# [Action item]
I would like every record reproduced exactly, with the pictures left out.

# [Entries supplied]
_ _ _

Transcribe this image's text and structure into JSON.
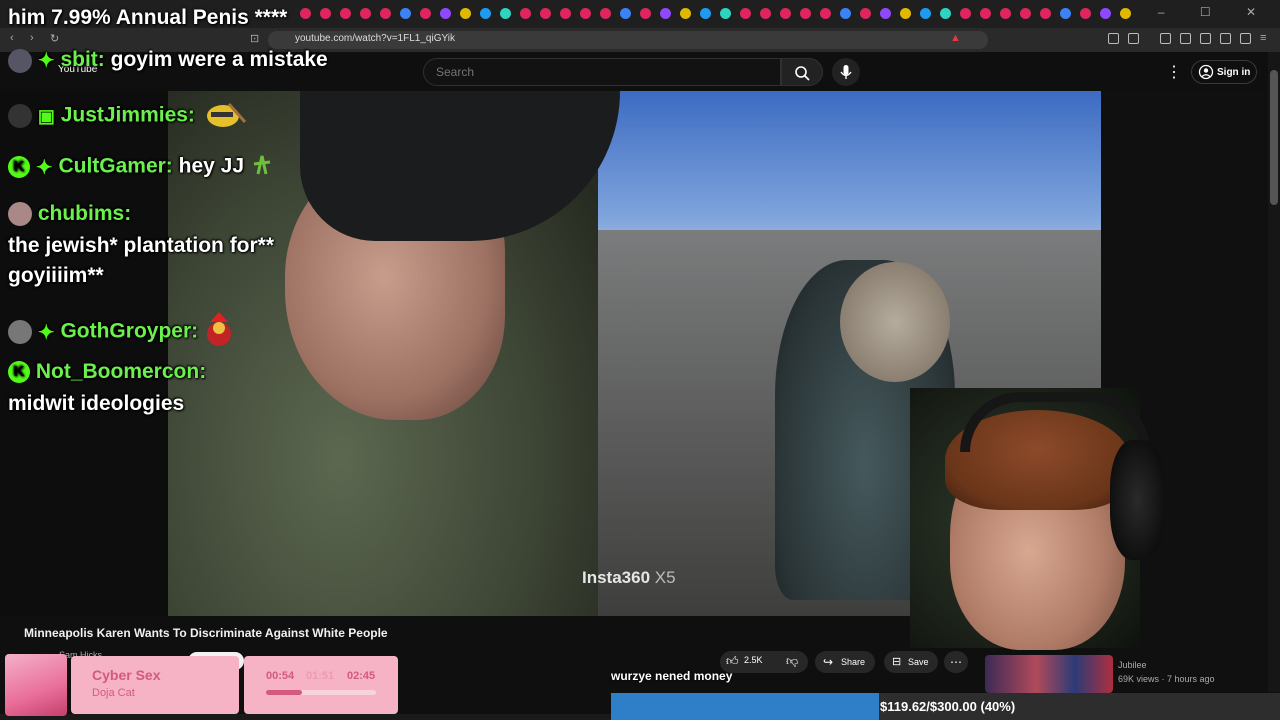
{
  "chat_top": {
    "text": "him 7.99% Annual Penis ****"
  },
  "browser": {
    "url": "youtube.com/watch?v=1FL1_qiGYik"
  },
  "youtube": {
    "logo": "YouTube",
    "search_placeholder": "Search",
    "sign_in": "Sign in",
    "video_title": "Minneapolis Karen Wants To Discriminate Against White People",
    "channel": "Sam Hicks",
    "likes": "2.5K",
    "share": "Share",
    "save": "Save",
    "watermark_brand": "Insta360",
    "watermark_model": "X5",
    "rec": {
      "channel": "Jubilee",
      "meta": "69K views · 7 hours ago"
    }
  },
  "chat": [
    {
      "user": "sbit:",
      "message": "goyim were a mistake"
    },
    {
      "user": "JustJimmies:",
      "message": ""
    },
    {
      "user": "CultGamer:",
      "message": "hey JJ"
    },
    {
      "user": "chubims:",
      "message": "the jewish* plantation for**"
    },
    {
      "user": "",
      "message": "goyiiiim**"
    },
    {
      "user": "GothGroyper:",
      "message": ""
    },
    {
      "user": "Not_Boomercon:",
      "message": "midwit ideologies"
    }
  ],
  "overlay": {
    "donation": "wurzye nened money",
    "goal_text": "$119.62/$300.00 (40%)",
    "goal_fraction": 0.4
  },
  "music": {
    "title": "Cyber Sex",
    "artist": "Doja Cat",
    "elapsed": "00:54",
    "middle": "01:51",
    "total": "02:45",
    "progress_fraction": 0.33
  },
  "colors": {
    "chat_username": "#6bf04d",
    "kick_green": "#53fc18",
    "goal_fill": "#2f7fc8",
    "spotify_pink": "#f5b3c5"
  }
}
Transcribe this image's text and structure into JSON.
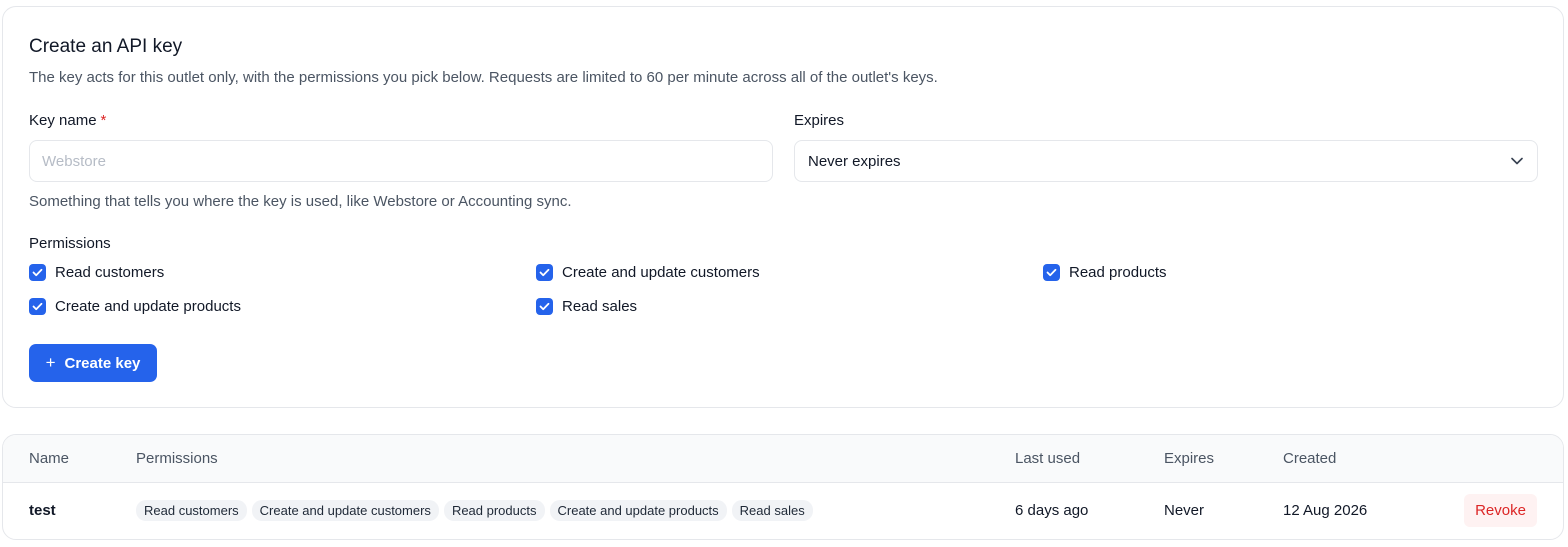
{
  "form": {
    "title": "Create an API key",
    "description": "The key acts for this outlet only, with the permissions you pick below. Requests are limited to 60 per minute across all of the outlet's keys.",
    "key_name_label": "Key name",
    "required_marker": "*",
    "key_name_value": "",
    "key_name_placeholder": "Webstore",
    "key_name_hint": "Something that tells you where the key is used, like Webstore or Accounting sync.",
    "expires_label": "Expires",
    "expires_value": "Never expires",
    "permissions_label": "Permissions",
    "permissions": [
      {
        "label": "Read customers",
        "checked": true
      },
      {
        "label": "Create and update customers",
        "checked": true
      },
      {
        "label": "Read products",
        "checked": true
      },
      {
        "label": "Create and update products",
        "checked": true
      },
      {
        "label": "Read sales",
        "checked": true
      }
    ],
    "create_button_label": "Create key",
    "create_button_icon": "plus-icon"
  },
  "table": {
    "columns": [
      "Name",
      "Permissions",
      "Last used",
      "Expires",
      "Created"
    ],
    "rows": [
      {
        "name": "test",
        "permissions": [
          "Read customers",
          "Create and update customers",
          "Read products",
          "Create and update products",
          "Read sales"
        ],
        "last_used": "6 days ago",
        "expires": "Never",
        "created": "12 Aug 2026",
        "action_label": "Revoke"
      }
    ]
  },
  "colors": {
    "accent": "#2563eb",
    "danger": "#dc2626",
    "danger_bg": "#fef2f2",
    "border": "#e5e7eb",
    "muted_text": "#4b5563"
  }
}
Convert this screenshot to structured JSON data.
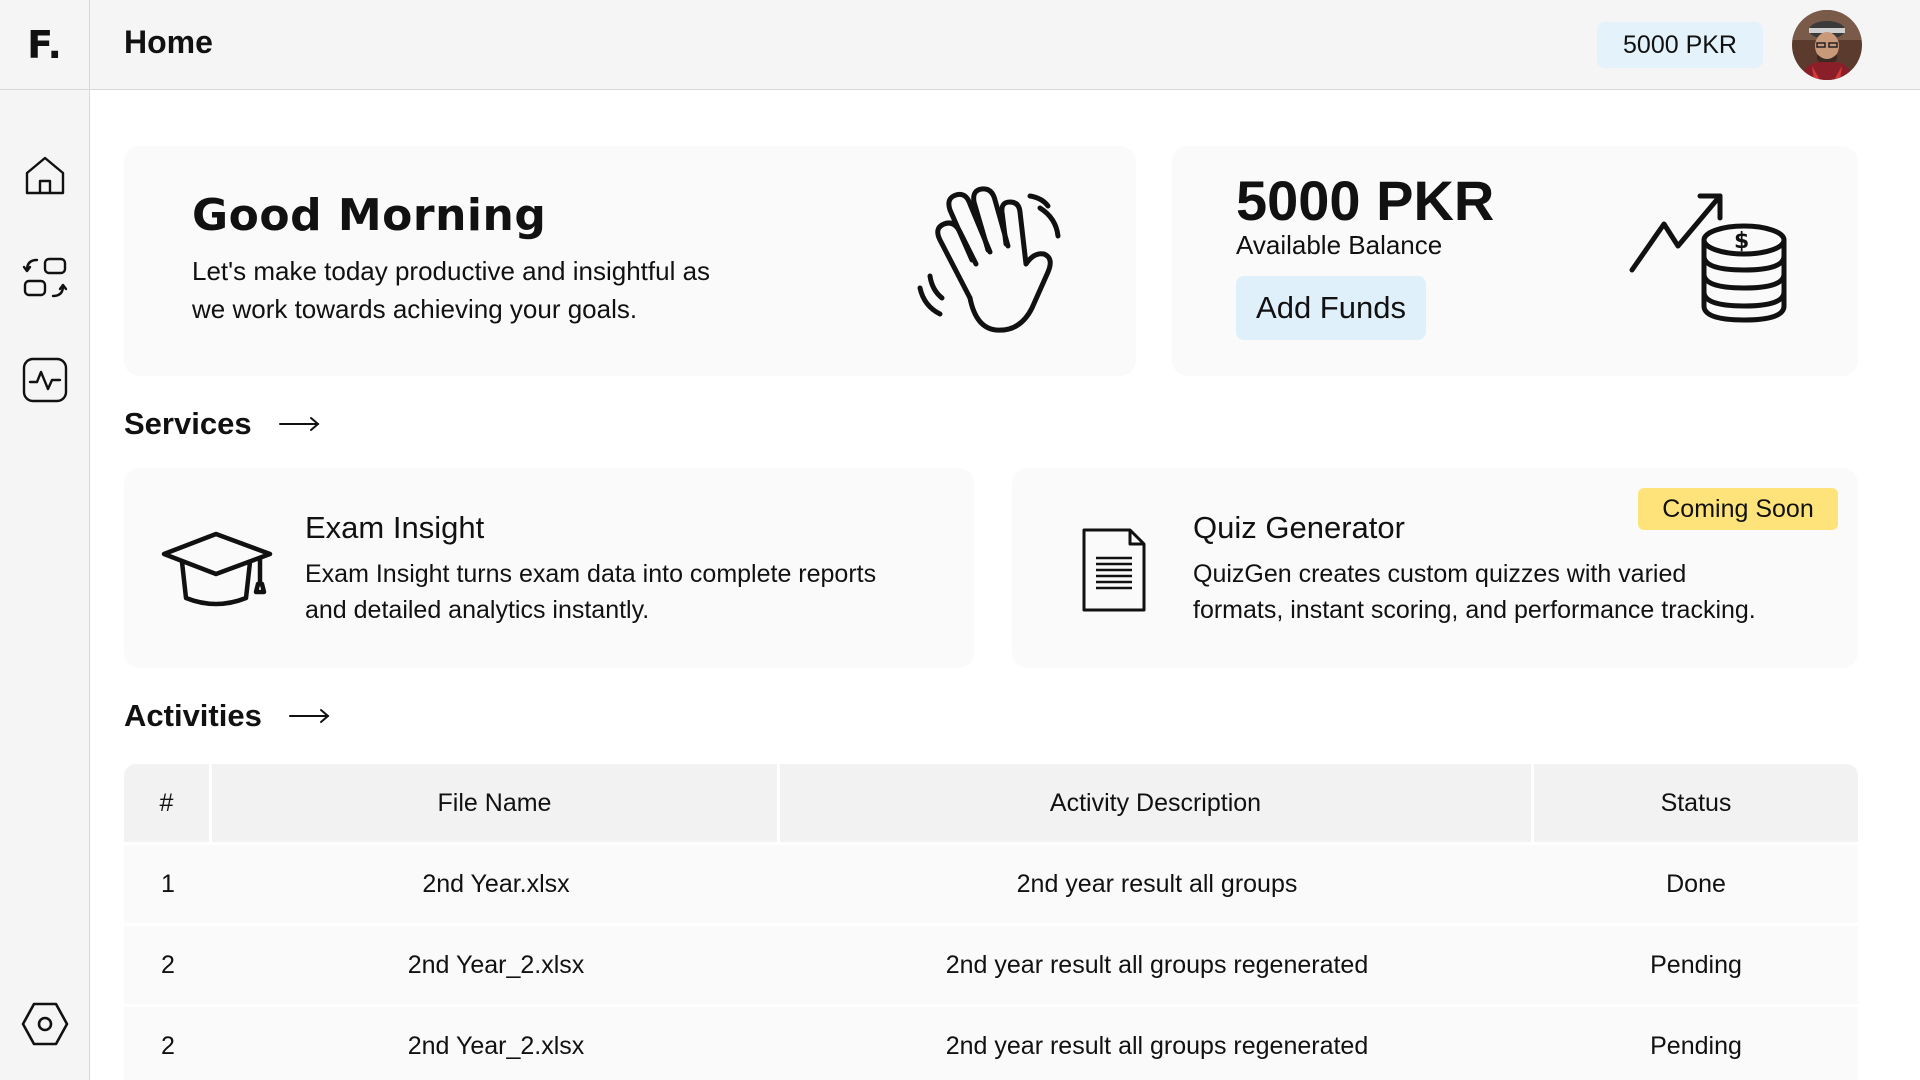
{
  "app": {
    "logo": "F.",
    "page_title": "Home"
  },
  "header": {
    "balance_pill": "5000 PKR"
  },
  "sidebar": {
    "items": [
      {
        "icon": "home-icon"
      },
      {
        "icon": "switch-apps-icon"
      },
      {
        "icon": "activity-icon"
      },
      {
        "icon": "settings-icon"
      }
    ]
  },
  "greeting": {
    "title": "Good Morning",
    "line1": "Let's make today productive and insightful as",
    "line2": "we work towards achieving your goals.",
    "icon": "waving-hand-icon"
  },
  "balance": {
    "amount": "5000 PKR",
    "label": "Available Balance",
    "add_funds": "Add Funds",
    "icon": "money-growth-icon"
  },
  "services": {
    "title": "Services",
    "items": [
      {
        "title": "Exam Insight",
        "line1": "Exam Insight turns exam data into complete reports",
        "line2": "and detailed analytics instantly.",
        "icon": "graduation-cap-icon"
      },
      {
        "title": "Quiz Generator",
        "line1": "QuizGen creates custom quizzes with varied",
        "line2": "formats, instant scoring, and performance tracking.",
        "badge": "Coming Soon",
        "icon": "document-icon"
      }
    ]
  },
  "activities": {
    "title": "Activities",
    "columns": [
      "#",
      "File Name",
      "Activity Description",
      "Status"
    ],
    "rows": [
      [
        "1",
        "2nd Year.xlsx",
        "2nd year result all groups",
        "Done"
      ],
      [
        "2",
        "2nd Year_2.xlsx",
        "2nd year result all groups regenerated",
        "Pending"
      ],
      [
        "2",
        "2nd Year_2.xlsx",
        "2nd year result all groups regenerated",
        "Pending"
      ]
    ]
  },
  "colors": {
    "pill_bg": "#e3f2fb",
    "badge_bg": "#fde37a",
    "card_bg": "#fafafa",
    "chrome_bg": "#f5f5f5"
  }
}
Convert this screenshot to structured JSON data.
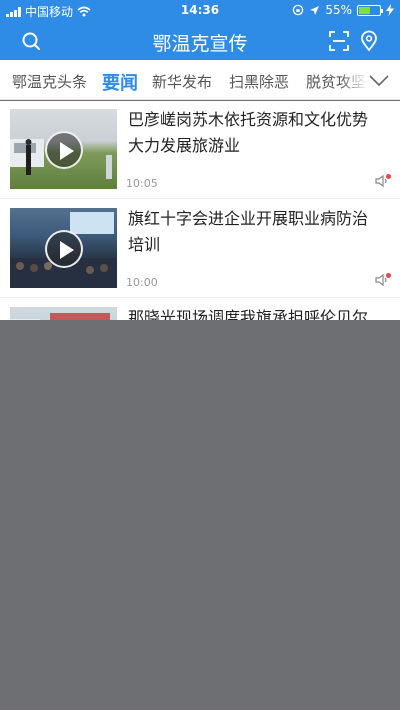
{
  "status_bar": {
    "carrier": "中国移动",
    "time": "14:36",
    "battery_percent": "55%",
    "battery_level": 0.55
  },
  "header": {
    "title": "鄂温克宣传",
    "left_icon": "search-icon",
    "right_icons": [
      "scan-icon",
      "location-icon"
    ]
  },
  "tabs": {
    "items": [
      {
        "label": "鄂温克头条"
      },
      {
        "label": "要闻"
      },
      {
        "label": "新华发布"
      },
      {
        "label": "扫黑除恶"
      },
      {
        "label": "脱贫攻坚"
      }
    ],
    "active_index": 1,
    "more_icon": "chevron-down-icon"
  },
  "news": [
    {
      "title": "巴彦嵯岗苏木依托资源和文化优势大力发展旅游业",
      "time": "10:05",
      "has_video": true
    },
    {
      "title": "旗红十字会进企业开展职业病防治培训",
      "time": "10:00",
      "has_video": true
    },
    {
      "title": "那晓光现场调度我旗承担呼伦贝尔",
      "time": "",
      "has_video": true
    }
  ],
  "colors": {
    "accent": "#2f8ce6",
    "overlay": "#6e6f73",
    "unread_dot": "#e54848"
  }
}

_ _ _

# [Solved problem]
Transcribe this image's text and structure into JSON.
{
  "chat_top": {
    "text": "him 7.99% Annual Penis ****"
  },
  "browser": {
    "url": "youtube.com/watch?v=1FL1_qiGYik"
  },
  "youtube": {
    "logo": "YouTube",
    "search_placeholder": "Search",
    "sign_in": "Sign in",
    "video_title": "Minneapolis Karen Wants To Discriminate Against White People",
    "channel": "Sam Hicks",
    "likes": "2.5K",
    "share": "Share",
    "save": "Save",
    "watermark_brand": "Insta360",
    "watermark_model": "X5",
    "rec": {
      "channel": "Jubilee",
      "meta": "69K views · 7 hours ago"
    }
  },
  "chat": [
    {
      "user": "sbit:",
      "message": "goyim were a mistake"
    },
    {
      "user": "JustJimmies:",
      "message": ""
    },
    {
      "user": "CultGamer:",
      "message": "hey JJ"
    },
    {
      "user": "chubims:",
      "message": "the jewish* plantation for**"
    },
    {
      "user": "",
      "message": "goyiiiim**"
    },
    {
      "user": "GothGroyper:",
      "message": ""
    },
    {
      "user": "Not_Boomercon:",
      "message": "midwit ideologies"
    }
  ],
  "overlay": {
    "donation": "wurzye nened money",
    "goal_text": "$119.62/$300.00 (40%)",
    "goal_fraction": 0.4
  },
  "music": {
    "title": "Cyber Sex",
    "artist": "Doja Cat",
    "elapsed": "00:54",
    "middle": "01:51",
    "total": "02:45",
    "progress_fraction": 0.33
  },
  "colors": {
    "chat_username": "#6bf04d",
    "kick_green": "#53fc18",
    "goal_fill": "#2f7fc8",
    "spotify_pink": "#f5b3c5"
  }
}
Transcribe this image's text and structure into JSON.
{
  "form": {
    "title": "Create an API key",
    "description": "The key acts for this outlet only, with the permissions you pick below. Requests are limited to 60 per minute across all of the outlet's keys.",
    "key_name_label": "Key name",
    "required_marker": "*",
    "key_name_value": "",
    "key_name_placeholder": "Webstore",
    "key_name_hint": "Something that tells you where the key is used, like Webstore or Accounting sync.",
    "expires_label": "Expires",
    "expires_value": "Never expires",
    "permissions_label": "Permissions",
    "permissions": [
      {
        "label": "Read customers",
        "checked": true
      },
      {
        "label": "Create and update customers",
        "checked": true
      },
      {
        "label": "Read products",
        "checked": true
      },
      {
        "label": "Create and update products",
        "checked": true
      },
      {
        "label": "Read sales",
        "checked": true
      }
    ],
    "create_button_label": "Create key",
    "create_button_icon": "plus-icon"
  },
  "table": {
    "columns": [
      "Name",
      "Permissions",
      "Last used",
      "Expires",
      "Created"
    ],
    "rows": [
      {
        "name": "test",
        "permissions": [
          "Read customers",
          "Create and update customers",
          "Read products",
          "Create and update products",
          "Read sales"
        ],
        "last_used": "6 days ago",
        "expires": "Never",
        "created": "12 Aug 2026",
        "action_label": "Revoke"
      }
    ]
  },
  "colors": {
    "accent": "#2563eb",
    "danger": "#dc2626",
    "danger_bg": "#fef2f2",
    "border": "#e5e7eb",
    "muted_text": "#4b5563"
  }
}
Convert this screenshot to structured JSON data.
{
  "app": {
    "logo": "F.",
    "page_title": "Home"
  },
  "header": {
    "balance_pill": "5000 PKR"
  },
  "sidebar": {
    "items": [
      {
        "icon": "home-icon"
      },
      {
        "icon": "switch-apps-icon"
      },
      {
        "icon": "activity-icon"
      },
      {
        "icon": "settings-icon"
      }
    ]
  },
  "greeting": {
    "title": "Good Morning",
    "line1": "Let's make today productive and insightful as",
    "line2": "we work towards achieving your goals.",
    "icon": "waving-hand-icon"
  },
  "balance": {
    "amount": "5000 PKR",
    "label": "Available Balance",
    "add_funds": "Add Funds",
    "icon": "money-growth-icon"
  },
  "services": {
    "title": "Services",
    "items": [
      {
        "title": "Exam Insight",
        "line1": "Exam Insight turns exam data into complete reports",
        "line2": "and detailed analytics instantly.",
        "icon": "graduation-cap-icon"
      },
      {
        "title": "Quiz Generator",
        "line1": "QuizGen creates custom quizzes with varied",
        "line2": "formats, instant scoring, and performance tracking.",
        "badge": "Coming Soon",
        "icon": "document-icon"
      }
    ]
  },
  "activities": {
    "title": "Activities",
    "columns": [
      "#",
      "File Name",
      "Activity Description",
      "Status"
    ],
    "rows": [
      [
        "1",
        "2nd Year.xlsx",
        "2nd year result all groups",
        "Done"
      ],
      [
        "2",
        "2nd Year_2.xlsx",
        "2nd year result all groups regenerated",
        "Pending"
      ],
      [
        "2",
        "2nd Year_2.xlsx",
        "2nd year result all groups regenerated",
        "Pending"
      ]
    ]
  },
  "colors": {
    "pill_bg": "#e3f2fb",
    "badge_bg": "#fde37a",
    "card_bg": "#fafafa",
    "chrome_bg": "#f5f5f5"
  }
}
Convert this screenshot to structured JSON data.
{
  "status_bar": {
    "carrier": "中国移动",
    "time": "14:36",
    "battery_percent": "55%",
    "battery_level": 0.55
  },
  "header": {
    "title": "鄂温克宣传",
    "left_icon": "search-icon",
    "right_icons": [
      "scan-icon",
      "location-icon"
    ]
  },
  "tabs": {
    "items": [
      {
        "label": "鄂温克头条"
      },
      {
        "label": "要闻"
      },
      {
        "label": "新华发布"
      },
      {
        "label": "扫黑除恶"
      },
      {
        "label": "脱贫攻坚"
      }
    ],
    "active_index": 1,
    "more_icon": "chevron-down-icon"
  },
  "news": [
    {
      "title": "巴彦嵯岗苏木依托资源和文化优势大力发展旅游业",
      "time": "10:05",
      "has_video": true
    },
    {
      "title": "旗红十字会进企业开展职业病防治培训",
      "time": "10:00",
      "has_video": true
    },
    {
      "title": "那晓光现场调度我旗承担呼伦贝尔",
      "time": "",
      "has_video": true
    }
  ],
  "colors": {
    "accent": "#2f8ce6",
    "overlay": "#6e6f73",
    "unread_dot": "#e54848"
  }
}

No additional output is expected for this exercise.